» Problem requirements
In the records that come next, find every line with "this". Return those lines.

+++ Input records

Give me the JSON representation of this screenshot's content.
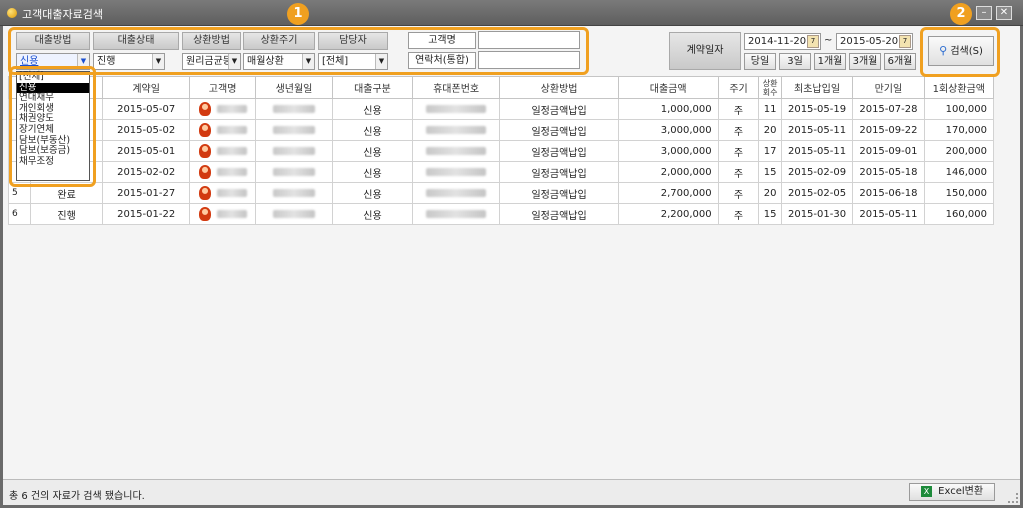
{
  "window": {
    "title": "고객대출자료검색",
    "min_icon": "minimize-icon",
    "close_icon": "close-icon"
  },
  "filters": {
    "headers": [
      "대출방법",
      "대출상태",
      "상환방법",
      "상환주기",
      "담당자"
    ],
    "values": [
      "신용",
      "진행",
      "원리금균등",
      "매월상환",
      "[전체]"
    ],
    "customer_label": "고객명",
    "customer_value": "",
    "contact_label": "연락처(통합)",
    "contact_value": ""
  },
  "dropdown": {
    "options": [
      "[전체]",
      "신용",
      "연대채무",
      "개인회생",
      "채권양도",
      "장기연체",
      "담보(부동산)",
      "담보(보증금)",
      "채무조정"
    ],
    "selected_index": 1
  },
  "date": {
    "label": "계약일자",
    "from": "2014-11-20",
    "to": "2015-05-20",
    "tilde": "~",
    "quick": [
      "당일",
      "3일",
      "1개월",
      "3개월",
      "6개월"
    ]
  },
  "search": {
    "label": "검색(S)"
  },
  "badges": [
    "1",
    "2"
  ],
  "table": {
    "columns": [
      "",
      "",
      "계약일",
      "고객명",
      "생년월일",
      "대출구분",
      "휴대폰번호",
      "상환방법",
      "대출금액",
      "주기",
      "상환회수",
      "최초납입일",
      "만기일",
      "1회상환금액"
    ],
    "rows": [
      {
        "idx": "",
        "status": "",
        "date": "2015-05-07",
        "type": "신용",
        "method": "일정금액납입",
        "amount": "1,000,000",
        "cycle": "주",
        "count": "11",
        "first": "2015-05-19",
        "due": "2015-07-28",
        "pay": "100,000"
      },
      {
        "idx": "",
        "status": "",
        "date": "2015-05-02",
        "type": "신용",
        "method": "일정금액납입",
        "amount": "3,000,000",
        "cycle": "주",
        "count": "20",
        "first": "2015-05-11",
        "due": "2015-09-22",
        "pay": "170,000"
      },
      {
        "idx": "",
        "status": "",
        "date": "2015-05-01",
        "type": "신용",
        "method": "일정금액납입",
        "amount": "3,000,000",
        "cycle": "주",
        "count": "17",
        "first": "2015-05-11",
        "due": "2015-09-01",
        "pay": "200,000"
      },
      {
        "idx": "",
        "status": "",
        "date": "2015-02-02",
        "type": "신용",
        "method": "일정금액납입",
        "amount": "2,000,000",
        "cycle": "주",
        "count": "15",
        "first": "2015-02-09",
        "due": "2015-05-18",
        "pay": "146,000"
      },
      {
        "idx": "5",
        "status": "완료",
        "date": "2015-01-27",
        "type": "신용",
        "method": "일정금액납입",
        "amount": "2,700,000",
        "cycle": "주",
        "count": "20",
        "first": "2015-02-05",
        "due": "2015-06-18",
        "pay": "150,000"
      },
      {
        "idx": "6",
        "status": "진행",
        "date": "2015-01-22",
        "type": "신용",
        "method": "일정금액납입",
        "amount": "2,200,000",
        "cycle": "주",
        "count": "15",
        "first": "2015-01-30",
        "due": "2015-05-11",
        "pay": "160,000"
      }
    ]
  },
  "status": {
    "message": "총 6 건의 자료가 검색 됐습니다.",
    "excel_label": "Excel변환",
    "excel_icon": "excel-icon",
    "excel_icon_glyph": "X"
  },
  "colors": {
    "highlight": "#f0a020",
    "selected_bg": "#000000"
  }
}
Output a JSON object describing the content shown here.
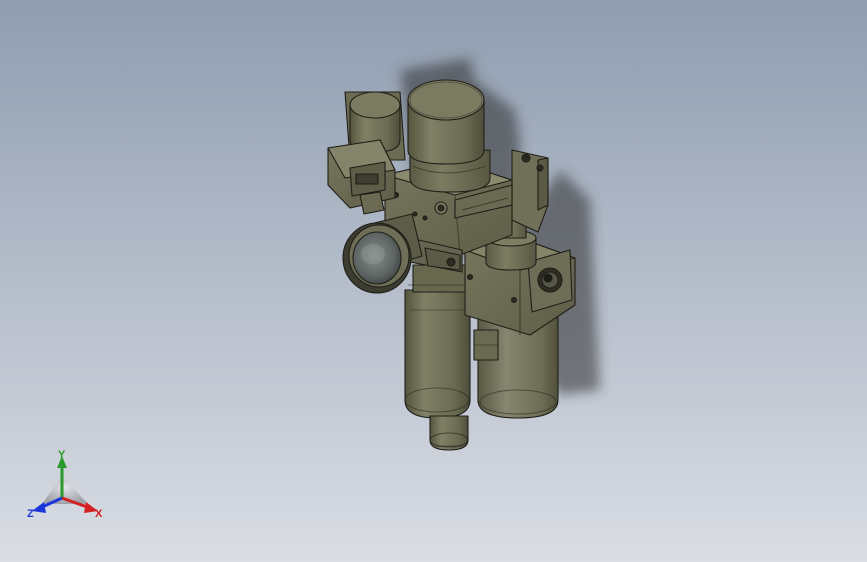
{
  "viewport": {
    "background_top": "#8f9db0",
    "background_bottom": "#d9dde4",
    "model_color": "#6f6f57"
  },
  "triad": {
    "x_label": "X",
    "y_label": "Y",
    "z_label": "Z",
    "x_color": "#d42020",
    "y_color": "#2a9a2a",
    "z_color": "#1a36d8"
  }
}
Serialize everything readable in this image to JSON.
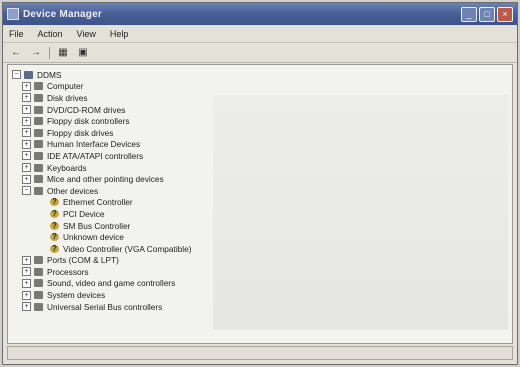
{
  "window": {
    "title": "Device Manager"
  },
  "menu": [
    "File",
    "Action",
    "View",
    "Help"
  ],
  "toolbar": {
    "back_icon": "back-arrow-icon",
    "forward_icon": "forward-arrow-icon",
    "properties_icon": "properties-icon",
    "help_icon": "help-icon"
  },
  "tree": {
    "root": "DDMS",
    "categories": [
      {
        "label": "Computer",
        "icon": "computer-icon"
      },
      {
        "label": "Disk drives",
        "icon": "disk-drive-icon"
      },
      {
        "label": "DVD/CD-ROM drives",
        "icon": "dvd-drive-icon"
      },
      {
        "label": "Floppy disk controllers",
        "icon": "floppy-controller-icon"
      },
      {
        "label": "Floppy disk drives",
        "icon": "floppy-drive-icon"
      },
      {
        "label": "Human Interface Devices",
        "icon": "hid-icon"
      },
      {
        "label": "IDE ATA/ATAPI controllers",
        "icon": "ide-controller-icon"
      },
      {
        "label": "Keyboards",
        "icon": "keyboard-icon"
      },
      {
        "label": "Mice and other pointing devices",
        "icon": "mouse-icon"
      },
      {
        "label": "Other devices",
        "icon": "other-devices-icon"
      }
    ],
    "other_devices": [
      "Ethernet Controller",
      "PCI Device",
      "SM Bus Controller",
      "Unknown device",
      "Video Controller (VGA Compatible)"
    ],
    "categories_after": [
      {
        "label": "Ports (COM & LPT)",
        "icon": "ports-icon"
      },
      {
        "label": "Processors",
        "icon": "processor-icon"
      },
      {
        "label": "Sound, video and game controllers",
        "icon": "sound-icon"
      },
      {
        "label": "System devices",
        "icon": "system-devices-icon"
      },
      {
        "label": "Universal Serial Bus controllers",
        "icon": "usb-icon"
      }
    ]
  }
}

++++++
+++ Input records

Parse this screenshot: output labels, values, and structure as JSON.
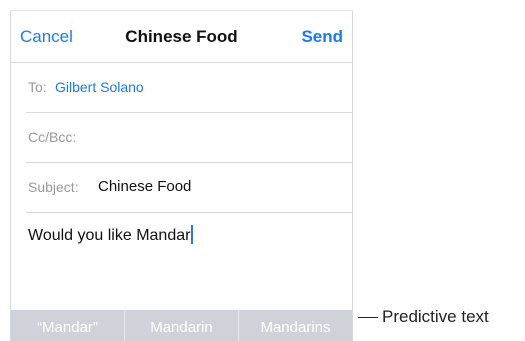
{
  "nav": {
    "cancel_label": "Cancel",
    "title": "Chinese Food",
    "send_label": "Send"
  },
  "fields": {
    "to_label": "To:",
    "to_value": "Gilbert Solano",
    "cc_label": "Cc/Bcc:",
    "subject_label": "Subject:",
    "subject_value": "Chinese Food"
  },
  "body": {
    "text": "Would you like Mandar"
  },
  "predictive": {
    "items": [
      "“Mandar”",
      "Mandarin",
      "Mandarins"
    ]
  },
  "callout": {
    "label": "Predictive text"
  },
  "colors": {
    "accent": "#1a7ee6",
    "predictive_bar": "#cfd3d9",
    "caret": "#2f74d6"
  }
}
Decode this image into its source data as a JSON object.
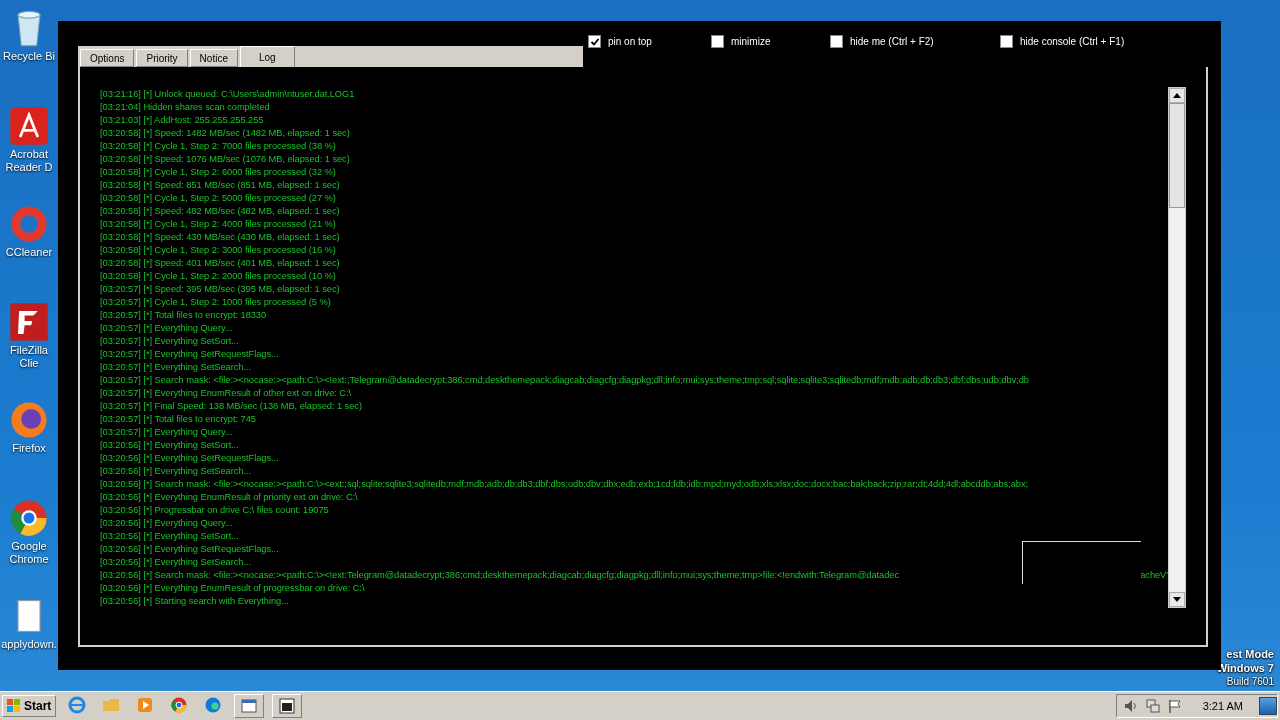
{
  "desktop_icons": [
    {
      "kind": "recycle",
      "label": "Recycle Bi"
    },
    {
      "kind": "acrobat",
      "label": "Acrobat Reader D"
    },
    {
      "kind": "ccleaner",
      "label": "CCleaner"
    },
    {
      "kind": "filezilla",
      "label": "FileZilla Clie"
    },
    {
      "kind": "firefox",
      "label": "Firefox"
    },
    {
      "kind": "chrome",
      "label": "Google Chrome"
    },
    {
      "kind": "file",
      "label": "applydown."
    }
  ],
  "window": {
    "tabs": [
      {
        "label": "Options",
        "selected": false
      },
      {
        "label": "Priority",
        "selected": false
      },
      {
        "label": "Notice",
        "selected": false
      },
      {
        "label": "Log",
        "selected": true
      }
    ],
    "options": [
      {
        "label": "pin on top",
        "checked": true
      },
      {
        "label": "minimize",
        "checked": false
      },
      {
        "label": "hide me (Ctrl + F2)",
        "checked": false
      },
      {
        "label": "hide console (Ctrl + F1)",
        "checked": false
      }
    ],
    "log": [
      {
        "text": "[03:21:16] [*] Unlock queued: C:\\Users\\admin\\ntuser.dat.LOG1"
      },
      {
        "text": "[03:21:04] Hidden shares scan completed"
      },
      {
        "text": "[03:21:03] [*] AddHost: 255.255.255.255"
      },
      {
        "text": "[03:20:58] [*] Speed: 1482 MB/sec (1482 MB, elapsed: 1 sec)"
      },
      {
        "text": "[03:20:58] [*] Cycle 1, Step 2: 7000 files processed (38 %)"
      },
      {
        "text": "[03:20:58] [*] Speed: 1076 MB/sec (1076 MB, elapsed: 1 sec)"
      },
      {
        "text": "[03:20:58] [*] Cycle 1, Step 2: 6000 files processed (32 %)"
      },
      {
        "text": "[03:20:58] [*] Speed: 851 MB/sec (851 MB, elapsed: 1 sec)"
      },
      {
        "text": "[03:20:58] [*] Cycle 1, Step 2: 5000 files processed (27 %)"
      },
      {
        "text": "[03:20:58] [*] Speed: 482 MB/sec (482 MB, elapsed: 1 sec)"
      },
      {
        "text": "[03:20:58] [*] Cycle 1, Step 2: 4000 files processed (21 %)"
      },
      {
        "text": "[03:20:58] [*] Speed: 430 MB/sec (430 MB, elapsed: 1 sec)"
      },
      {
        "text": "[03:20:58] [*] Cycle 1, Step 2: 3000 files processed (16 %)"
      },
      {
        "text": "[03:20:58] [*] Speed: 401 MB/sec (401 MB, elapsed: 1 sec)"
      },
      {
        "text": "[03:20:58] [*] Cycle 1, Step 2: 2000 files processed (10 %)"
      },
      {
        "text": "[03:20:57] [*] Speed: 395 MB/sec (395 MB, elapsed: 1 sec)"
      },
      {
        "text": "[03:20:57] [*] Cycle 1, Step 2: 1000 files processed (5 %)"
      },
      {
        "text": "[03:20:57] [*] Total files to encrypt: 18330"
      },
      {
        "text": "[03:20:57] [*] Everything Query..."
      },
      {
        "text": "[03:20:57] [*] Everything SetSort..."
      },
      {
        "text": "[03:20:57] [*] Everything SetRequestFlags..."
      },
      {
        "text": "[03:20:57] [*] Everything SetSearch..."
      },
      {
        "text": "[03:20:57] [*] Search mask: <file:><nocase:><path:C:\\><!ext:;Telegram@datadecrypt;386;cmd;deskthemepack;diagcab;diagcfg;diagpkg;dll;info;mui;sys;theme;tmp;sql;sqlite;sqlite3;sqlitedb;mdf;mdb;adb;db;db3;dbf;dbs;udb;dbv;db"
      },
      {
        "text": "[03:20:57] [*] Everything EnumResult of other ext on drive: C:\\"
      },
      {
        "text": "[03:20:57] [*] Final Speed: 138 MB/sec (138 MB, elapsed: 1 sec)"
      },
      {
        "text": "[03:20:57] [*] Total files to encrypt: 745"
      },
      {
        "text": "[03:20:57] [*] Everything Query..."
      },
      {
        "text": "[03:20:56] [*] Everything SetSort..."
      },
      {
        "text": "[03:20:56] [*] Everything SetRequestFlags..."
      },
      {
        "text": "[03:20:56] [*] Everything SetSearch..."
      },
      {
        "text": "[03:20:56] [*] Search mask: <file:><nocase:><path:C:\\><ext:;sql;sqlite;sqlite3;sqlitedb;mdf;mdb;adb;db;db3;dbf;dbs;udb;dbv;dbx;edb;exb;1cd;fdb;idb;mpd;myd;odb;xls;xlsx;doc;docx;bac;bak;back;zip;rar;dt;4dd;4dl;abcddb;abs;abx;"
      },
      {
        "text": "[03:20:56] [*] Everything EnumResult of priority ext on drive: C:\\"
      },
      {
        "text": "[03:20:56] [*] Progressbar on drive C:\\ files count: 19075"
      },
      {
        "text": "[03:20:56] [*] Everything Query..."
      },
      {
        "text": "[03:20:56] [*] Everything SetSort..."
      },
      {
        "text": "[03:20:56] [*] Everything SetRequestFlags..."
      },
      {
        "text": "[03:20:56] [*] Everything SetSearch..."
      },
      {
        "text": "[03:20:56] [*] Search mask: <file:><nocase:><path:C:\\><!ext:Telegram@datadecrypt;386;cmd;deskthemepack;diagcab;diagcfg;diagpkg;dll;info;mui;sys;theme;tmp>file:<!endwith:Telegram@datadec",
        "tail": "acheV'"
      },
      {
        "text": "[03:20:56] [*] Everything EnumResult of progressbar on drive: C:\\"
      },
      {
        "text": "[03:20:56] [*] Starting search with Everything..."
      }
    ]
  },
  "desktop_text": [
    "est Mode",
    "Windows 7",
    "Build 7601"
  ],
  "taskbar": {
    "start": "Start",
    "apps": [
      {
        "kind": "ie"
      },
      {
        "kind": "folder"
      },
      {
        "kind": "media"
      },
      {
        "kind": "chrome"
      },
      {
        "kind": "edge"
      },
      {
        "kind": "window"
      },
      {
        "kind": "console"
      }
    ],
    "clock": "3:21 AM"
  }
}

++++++
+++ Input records

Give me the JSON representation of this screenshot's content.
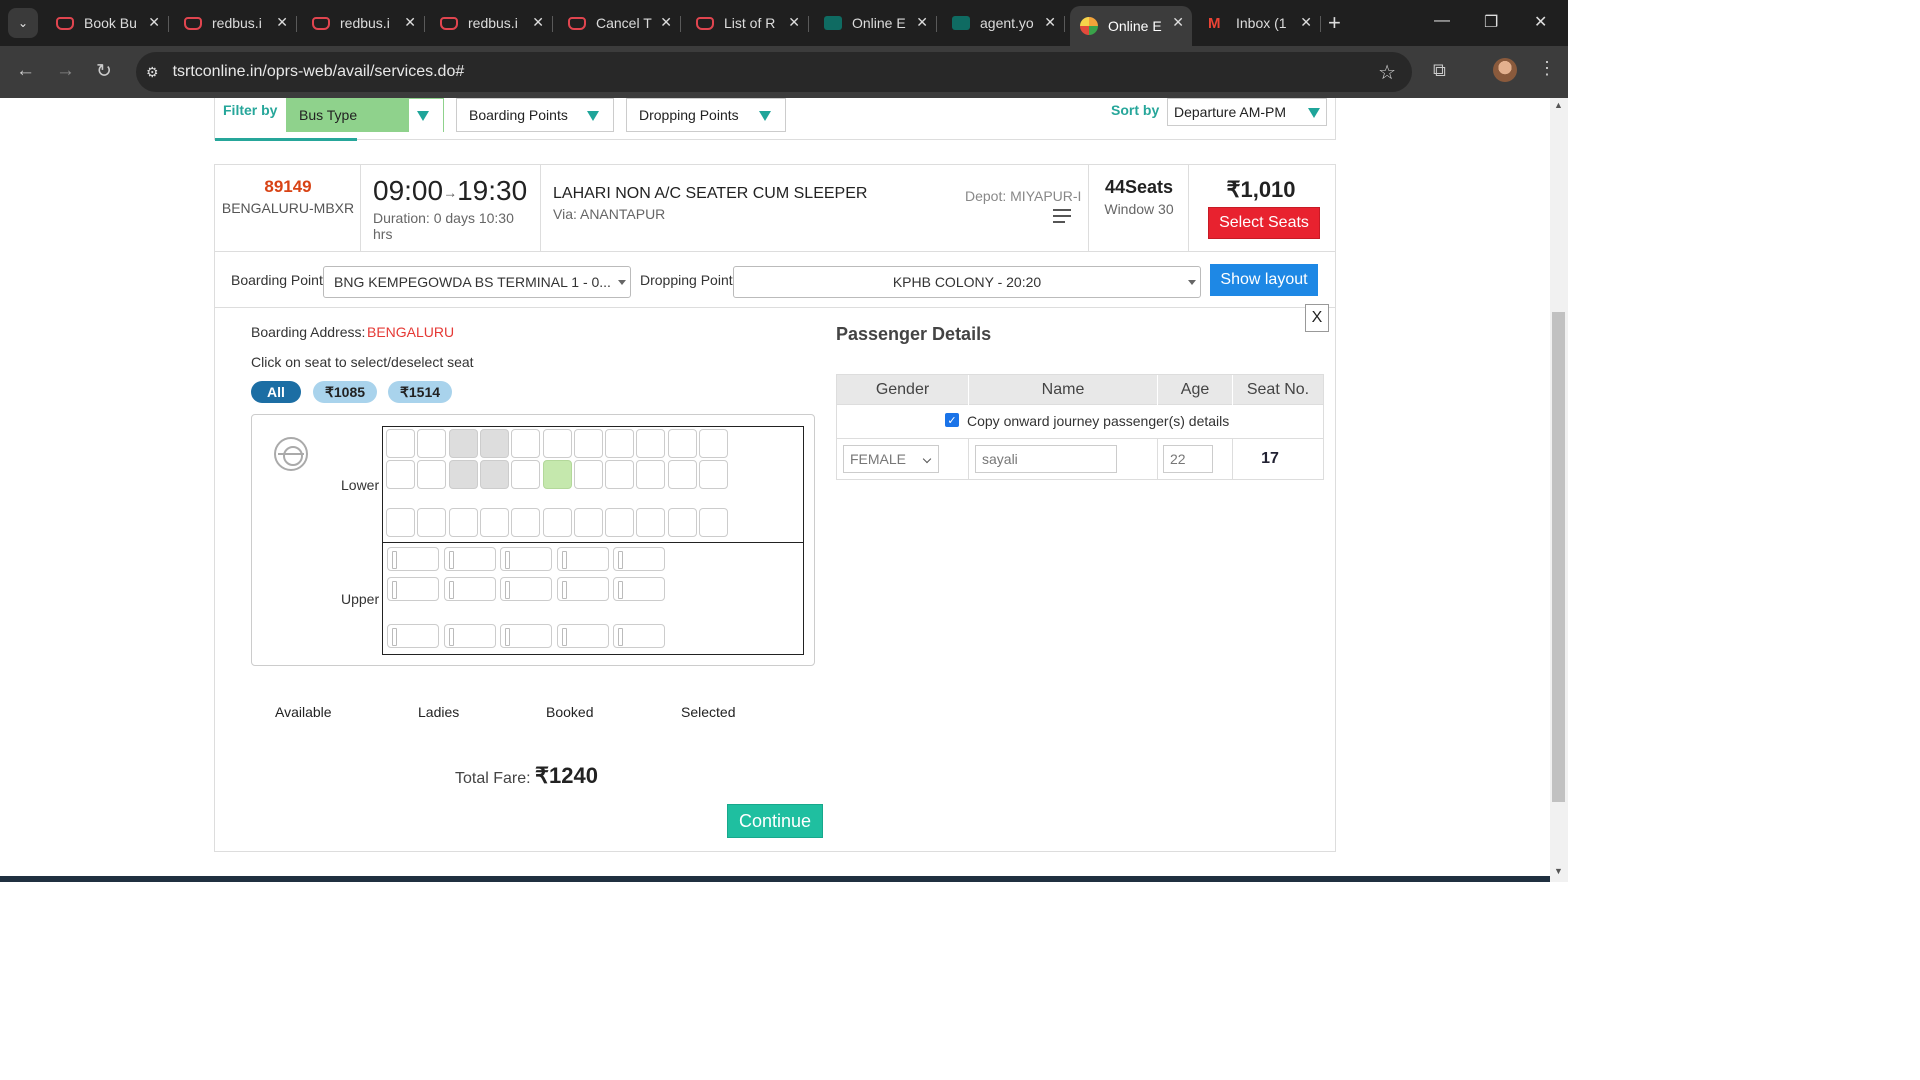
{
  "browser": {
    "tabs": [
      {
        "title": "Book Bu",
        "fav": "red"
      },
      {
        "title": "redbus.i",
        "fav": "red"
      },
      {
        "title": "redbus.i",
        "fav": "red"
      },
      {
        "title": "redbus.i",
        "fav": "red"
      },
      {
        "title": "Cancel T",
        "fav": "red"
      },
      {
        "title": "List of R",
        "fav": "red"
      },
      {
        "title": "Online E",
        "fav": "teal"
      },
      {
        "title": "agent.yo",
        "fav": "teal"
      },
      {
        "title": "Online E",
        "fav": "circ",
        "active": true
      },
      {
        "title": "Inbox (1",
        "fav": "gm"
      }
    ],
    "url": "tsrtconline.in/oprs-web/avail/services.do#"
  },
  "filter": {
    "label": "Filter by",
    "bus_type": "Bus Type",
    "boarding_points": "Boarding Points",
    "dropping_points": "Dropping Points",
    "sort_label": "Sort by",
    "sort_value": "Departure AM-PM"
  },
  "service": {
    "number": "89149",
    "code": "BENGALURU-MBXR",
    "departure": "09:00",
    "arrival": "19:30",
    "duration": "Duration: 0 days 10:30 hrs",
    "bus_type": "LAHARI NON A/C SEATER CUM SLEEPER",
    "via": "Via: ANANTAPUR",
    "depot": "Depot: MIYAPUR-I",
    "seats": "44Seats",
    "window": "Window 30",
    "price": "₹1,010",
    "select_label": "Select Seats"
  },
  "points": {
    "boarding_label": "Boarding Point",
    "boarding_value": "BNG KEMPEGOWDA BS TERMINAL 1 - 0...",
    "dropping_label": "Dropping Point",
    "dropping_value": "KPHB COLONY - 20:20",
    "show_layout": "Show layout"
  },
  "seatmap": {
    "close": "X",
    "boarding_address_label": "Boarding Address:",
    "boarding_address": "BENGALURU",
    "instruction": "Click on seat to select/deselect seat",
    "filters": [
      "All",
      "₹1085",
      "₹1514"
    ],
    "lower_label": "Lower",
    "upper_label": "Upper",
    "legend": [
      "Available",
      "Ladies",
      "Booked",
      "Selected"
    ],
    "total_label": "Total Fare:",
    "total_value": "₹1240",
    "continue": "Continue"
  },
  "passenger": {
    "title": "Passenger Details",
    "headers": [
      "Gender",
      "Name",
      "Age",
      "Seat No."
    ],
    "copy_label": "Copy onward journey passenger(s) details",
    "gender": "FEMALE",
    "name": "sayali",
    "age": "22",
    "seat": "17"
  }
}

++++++

» Response
Give me the JSON representation of this screenshot's content.
Serialize everything readable in this image to JSON.
Parse this screenshot: output labels, values, and structure as JSON.
Decode this image into its source data as a JSON object.
Give me the JSON representation of this screenshot's content.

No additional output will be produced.